*What you have to do*: In the records below, tally every line containing "Jones". Report only the total.

Entries from a dataset of interfaces
══════
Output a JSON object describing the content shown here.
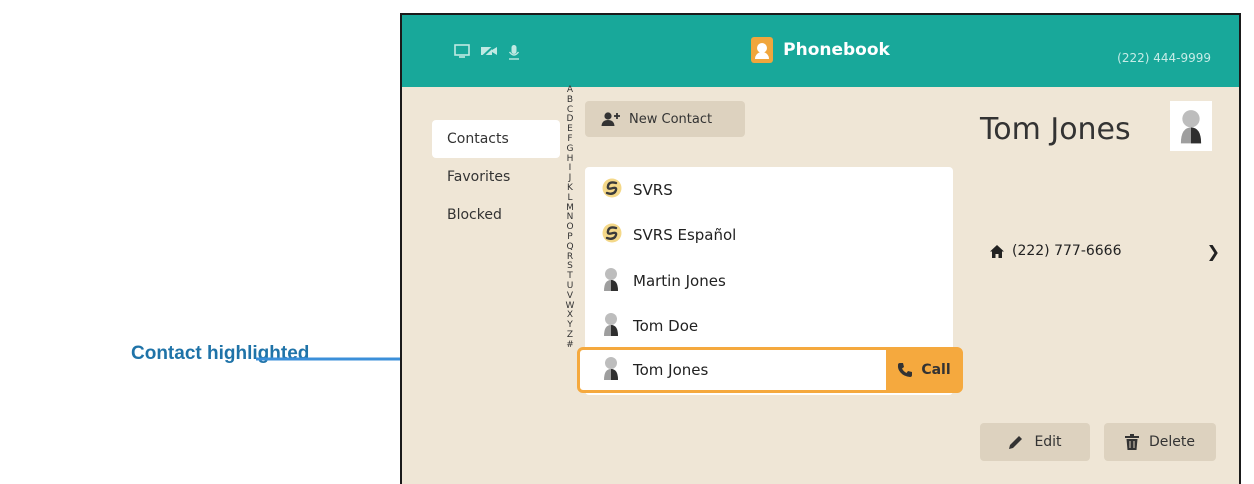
{
  "annotation": {
    "label": "Contact highlighted"
  },
  "header": {
    "title": "Phonebook",
    "phone_number": "(222) 444-9999",
    "status_icons": [
      "screen-icon",
      "video-off-icon",
      "mic-icon"
    ]
  },
  "nav": {
    "items": [
      {
        "label": "Contacts",
        "active": true
      },
      {
        "label": "Favorites",
        "active": false
      },
      {
        "label": "Blocked",
        "active": false
      }
    ]
  },
  "alphabet": [
    "A",
    "B",
    "C",
    "D",
    "E",
    "F",
    "G",
    "H",
    "I",
    "J",
    "K",
    "L",
    "M",
    "N",
    "O",
    "P",
    "Q",
    "R",
    "S",
    "T",
    "U",
    "V",
    "W",
    "X",
    "Y",
    "Z",
    "#"
  ],
  "new_contact_label": "New Contact",
  "contacts": [
    {
      "name": "SVRS",
      "avatar": "svrs-logo-icon",
      "highlighted": false
    },
    {
      "name": "SVRS Español",
      "avatar": "svrs-logo-icon",
      "highlighted": false
    },
    {
      "name": "Martin Jones",
      "avatar": "person-icon",
      "highlighted": false
    },
    {
      "name": "Tom Doe",
      "avatar": "person-icon",
      "highlighted": false
    },
    {
      "name": "Tom Jones",
      "avatar": "person-icon",
      "highlighted": true
    }
  ],
  "call_label": "Call",
  "detail": {
    "name": "Tom Jones",
    "phone_type_icon": "home-icon",
    "phone": "(222) 777-6666",
    "edit_label": "Edit",
    "delete_label": "Delete"
  },
  "colors": {
    "teal": "#18a89a",
    "orange": "#f5a93e",
    "background": "#efe6d6",
    "annotation": "#1f73a8"
  }
}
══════
*Output for this exercise*: 3